HOSE M. 1, GÜNTHER A. 1, SCHUMACHER F. 2, HANSEN W. 1
1 University Hospital Essen, Essen, Germany; 2 Freie Universität Berlin, Berlin, Germany
Ceramide is the central lipid in the sphingolipid metabolism. Due to self-accumulating properties, ceramide is able to form lipid domains in cellular membranes. These ceramide-enriched platforms are involved in signal transduction processes. Cellular ceramide concentrations are regulated by the acid sphingomyelinase (Asm) and acid ceramidase (Ac). Asm catalyzes the cleavage of sphingomyelin to ceramide, while Ac cleaves ceramide to sphingosine.
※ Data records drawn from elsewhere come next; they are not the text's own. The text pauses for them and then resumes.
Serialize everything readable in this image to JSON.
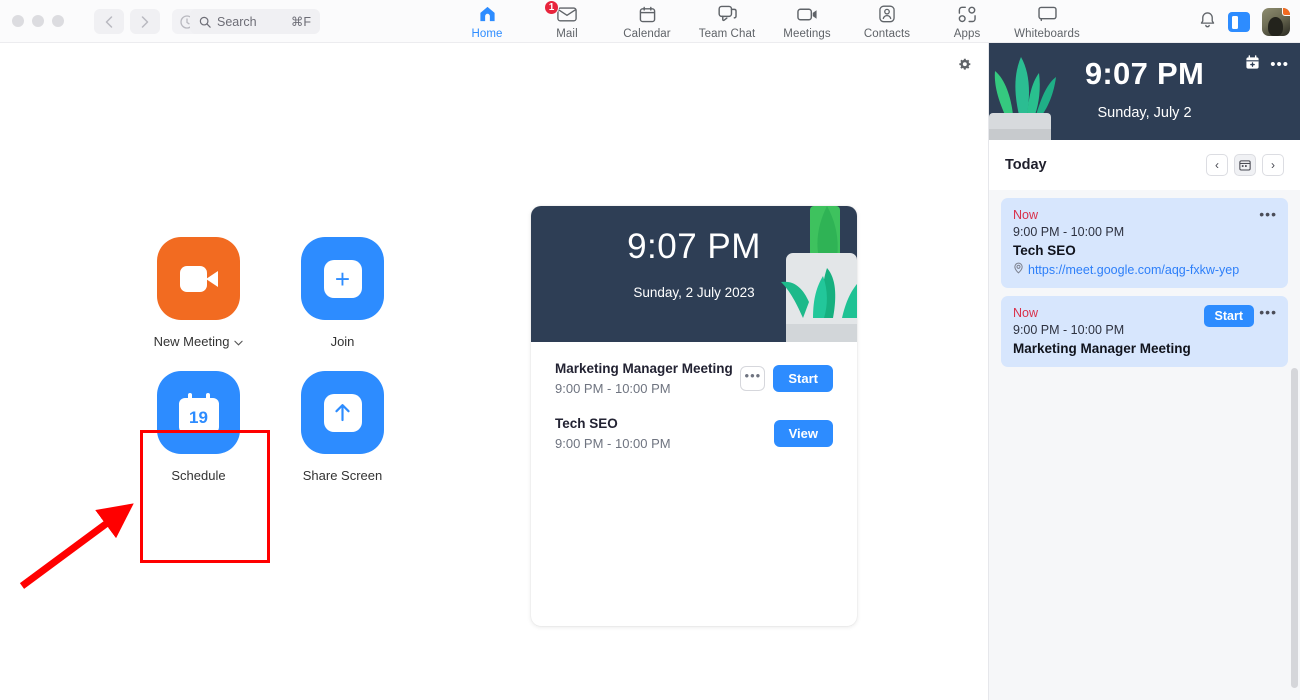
{
  "window": {
    "traffic_lights": [
      "close",
      "minimize",
      "maximize"
    ],
    "nav": {
      "back": "back-chevron",
      "forward": "forward-chevron",
      "history": "history-icon"
    }
  },
  "search": {
    "placeholder": "Search",
    "value": "Search",
    "shortcut": "⌘F",
    "icon": "search-icon"
  },
  "tabs": [
    {
      "label": "Home",
      "icon": "home-icon",
      "active": true,
      "badge": ""
    },
    {
      "label": "Mail",
      "icon": "mail-icon",
      "active": false,
      "badge": "1"
    },
    {
      "label": "Calendar",
      "icon": "calendar-icon",
      "active": false,
      "badge": ""
    },
    {
      "label": "Team Chat",
      "icon": "chat-bubbles-icon",
      "active": false,
      "badge": ""
    },
    {
      "label": "Meetings",
      "icon": "video-camera-icon",
      "active": false,
      "badge": ""
    },
    {
      "label": "Contacts",
      "icon": "person-icon",
      "active": false,
      "badge": ""
    },
    {
      "label": "Apps",
      "icon": "apps-icon",
      "active": false,
      "badge": ""
    },
    {
      "label": "Whiteboards",
      "icon": "whiteboard-icon",
      "active": false,
      "badge": ""
    }
  ],
  "header_right": {
    "notifications_icon": "bell-icon",
    "panel_toggle_icon": "side-panel-icon",
    "avatar": "user-avatar",
    "presence": "away-status"
  },
  "main": {
    "settings_icon": "gear-icon",
    "actions": [
      {
        "label": "New Meeting",
        "icon": "video-camera-icon",
        "color": "#f26b21",
        "has_caret": true
      },
      {
        "label": "Join",
        "icon": "plus-icon",
        "color": "#2d8cff",
        "has_caret": false
      },
      {
        "label": "Schedule",
        "icon": "calendar-19-icon",
        "color": "#2d8cff",
        "has_caret": false,
        "day": "19",
        "highlighted": true
      },
      {
        "label": "Share Screen",
        "icon": "up-arrow-icon",
        "color": "#2d8cff",
        "has_caret": false
      }
    ],
    "annotation": {
      "type": "red-arrow",
      "target": "Schedule",
      "box_color": "#ff0000"
    }
  },
  "meeting_card": {
    "time": "9:07 PM",
    "date": "Sunday, 2 July 2023",
    "meetings": [
      {
        "title": "Marketing Manager Meeting",
        "time": "9:00 PM - 10:00 PM",
        "more_label": "•••",
        "action_label": "Start"
      },
      {
        "title": "Tech SEO",
        "time": "9:00 PM - 10:00 PM",
        "more_label": "",
        "action_label": "View"
      }
    ]
  },
  "sidebar": {
    "time": "9:07 PM",
    "date": "Sunday, July 2",
    "add_event_icon": "calendar-add-icon",
    "more_icon": "more-horizontal-icon",
    "section_label": "Today",
    "nav": {
      "prev": "‹",
      "calendar": "calendar-icon",
      "next": "›"
    },
    "events": [
      {
        "status": "Now",
        "time": "9:00 PM - 10:00 PM",
        "title": "Tech SEO",
        "link": "https://meet.google.com/aqg-fxkw-yep",
        "link_icon": "location-pin-icon",
        "start_label": "",
        "more_label": "•••"
      },
      {
        "status": "Now",
        "time": "9:00 PM - 10:00 PM",
        "title": "Marketing Manager Meeting",
        "link": "",
        "link_icon": "",
        "start_label": "Start",
        "more_label": "•••"
      }
    ]
  },
  "colors": {
    "accent": "#2d8cff",
    "orange": "#f26b21",
    "hero": "#2e3e55",
    "now": "#d9304a",
    "event_card": "#d7e6fd",
    "annotation": "#ff0000"
  }
}
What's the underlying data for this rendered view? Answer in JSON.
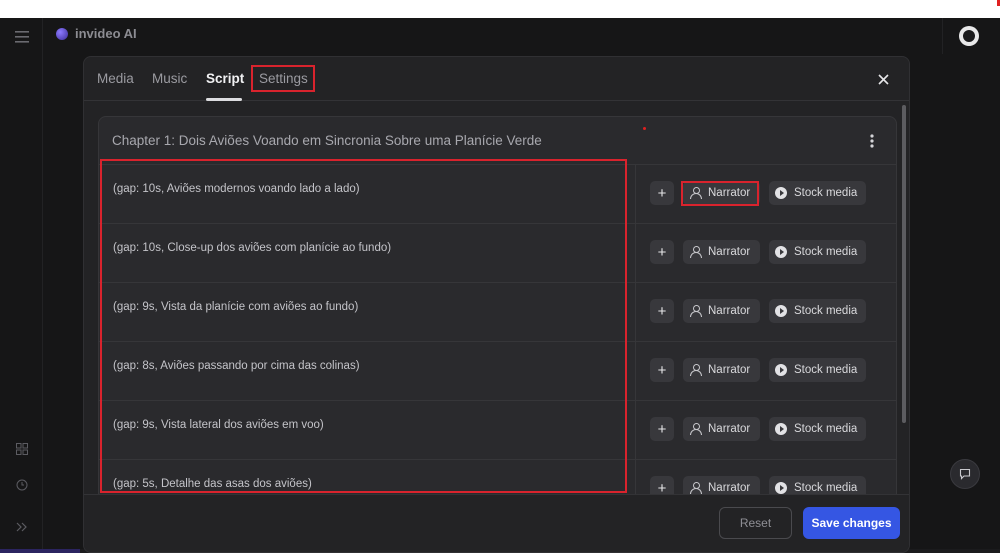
{
  "app": {
    "brand": "invideo AI",
    "left_rail_icons": [
      "menu-icon",
      "grid-icon",
      "clock-icon",
      "expand-icon"
    ],
    "avatar_icon": "avatar-icon",
    "chat_icon": "chat-icon"
  },
  "modal": {
    "tabs": [
      {
        "label": "Media",
        "active": false
      },
      {
        "label": "Music",
        "active": false
      },
      {
        "label": "Script",
        "active": true
      },
      {
        "label": "Settings",
        "active": false
      }
    ],
    "close_icon": "close-icon",
    "chapter": {
      "title": "Chapter 1: Dois Aviões Voando em Sincronia Sobre uma Planície Verde",
      "more_icon": "more-vertical-icon",
      "rows": [
        {
          "text": "(gap: 10s, Aviões modernos voando lado a lado)",
          "add": "+",
          "narrator": "Narrator",
          "stock": "Stock media"
        },
        {
          "text": "(gap: 10s, Close-up dos aviões com planície ao fundo)",
          "add": "+",
          "narrator": "Narrator",
          "stock": "Stock media"
        },
        {
          "text": "(gap: 9s, Vista da planície com aviões ao fundo)",
          "add": "+",
          "narrator": "Narrator",
          "stock": "Stock media"
        },
        {
          "text": "(gap: 8s, Aviões passando por cima das colinas)",
          "add": "+",
          "narrator": "Narrator",
          "stock": "Stock media"
        },
        {
          "text": "(gap: 9s, Vista lateral dos aviões em voo)",
          "add": "+",
          "narrator": "Narrator",
          "stock": "Stock media"
        },
        {
          "text": "(gap: 5s, Detalhe das asas dos aviões)",
          "add": "+",
          "narrator": "Narrator",
          "stock": "Stock media"
        }
      ]
    },
    "footer": {
      "reset_label": "Reset",
      "save_label": "Save changes"
    }
  },
  "colors": {
    "accent": "#3556e3",
    "highlight": "#d9232d",
    "background": "#161617",
    "panel": "#232325"
  }
}
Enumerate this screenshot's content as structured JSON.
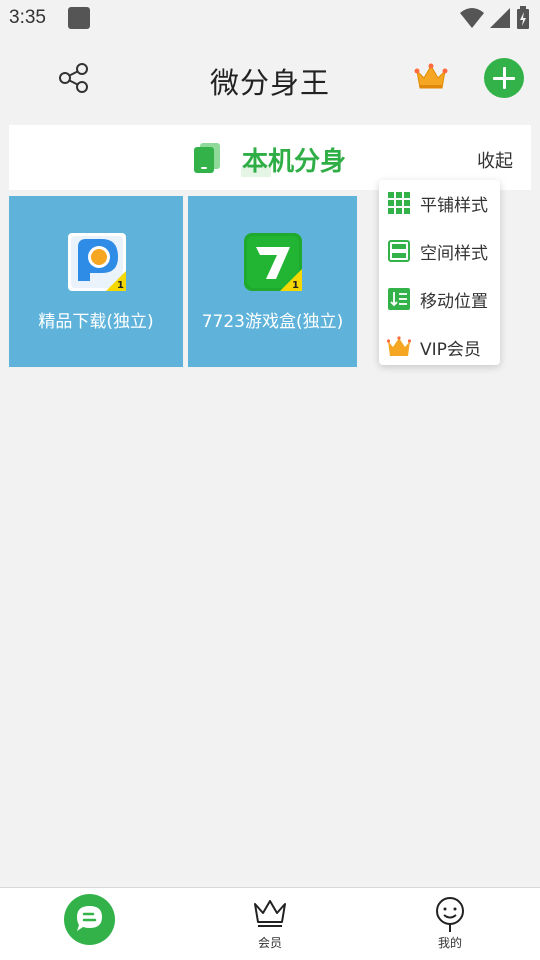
{
  "status_bar": {
    "time": "3:35"
  },
  "header": {
    "title": "微分身王"
  },
  "section": {
    "title": "本机分身",
    "collapse_label": "收起"
  },
  "apps": [
    {
      "label": "精品下载(独立)",
      "badge": "1",
      "icon": "pp-download-icon"
    },
    {
      "label": "7723游戏盒(独立)",
      "badge": "1",
      "icon": "7723-game-box-icon"
    }
  ],
  "menu": {
    "items": [
      {
        "label": "平铺样式",
        "icon": "grid-icon"
      },
      {
        "label": "空间样式",
        "icon": "stack-icon"
      },
      {
        "label": "移动位置",
        "icon": "move-icon"
      },
      {
        "label": "VIP会员",
        "icon": "crown-icon"
      }
    ]
  },
  "bottom_nav": {
    "items": [
      {
        "label": "",
        "icon": "chat-icon"
      },
      {
        "label": "会员",
        "icon": "crown-outline-icon"
      },
      {
        "label": "我的",
        "icon": "person-icon"
      }
    ]
  },
  "colors": {
    "accent": "#33b24a",
    "tile": "#5fb3db",
    "crown": "#f5a623"
  }
}
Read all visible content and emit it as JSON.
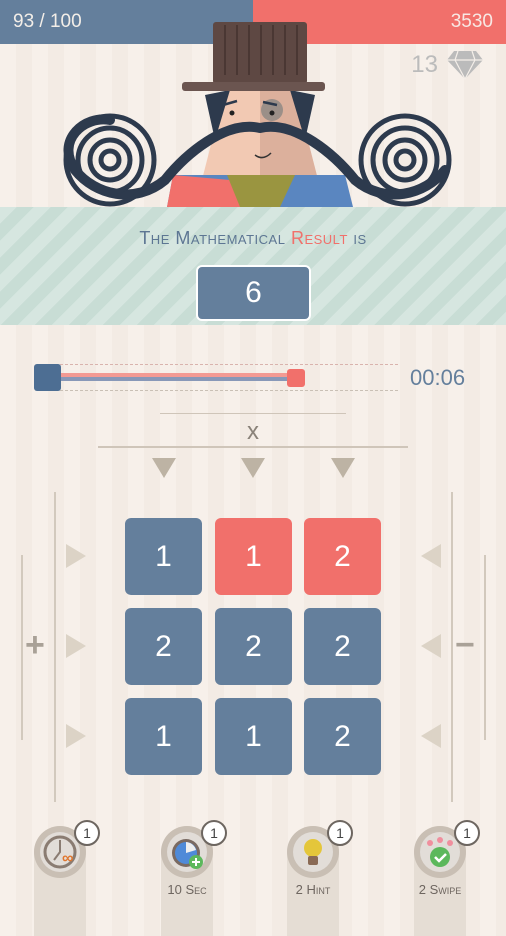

In our study we investigated how cell-intrinsic ceramide concentrations influence CD8+ T cell function in vitro and in vivo.
We aimed to analyze the role of endogenous ceramide concentrations in CD8+ T cell function during tumorigenesis. To modulate ceramide concentrations specifically in T cells we made use of Asm-flox/CD4cre and Ac-flox/CD4cre mice, which lack Asm or Ac expression respectively in T cells.
We transplanted 5x105 B16-F1 melanoma cells subcutaneously into respective mouse strains and monitored tumor growth rates. To analyze the T cell phenotype, we performed flow cytometric analysis of CD8+ T cells isolated from lymphoid organs and tumors of Asm-flox/CD4cre and Ac-flox/CD4cre mice. Furthermore, we stimulated naïve CD8+ T cells from Asm-flox/CD4cre and Ac-flox/CD4cre mice in vitro to determine the impact of ceramide on T cell function.
We provide evidence that Asm-mediated generation of ceramide promotes CD8+ T cell activation and tumor control, whereas Ac reduces ceramide levels and impairs CD8+ T cell activation and tumor control. Moreover, we demonstrate that ceramide is polarized towards the immunological synapse and is involved in the induction of T cell receptor signaling cascades.
Our results indicate that endogenous ceramide concentrations have an impact on CD8+ T cell function in vitro and in vivo.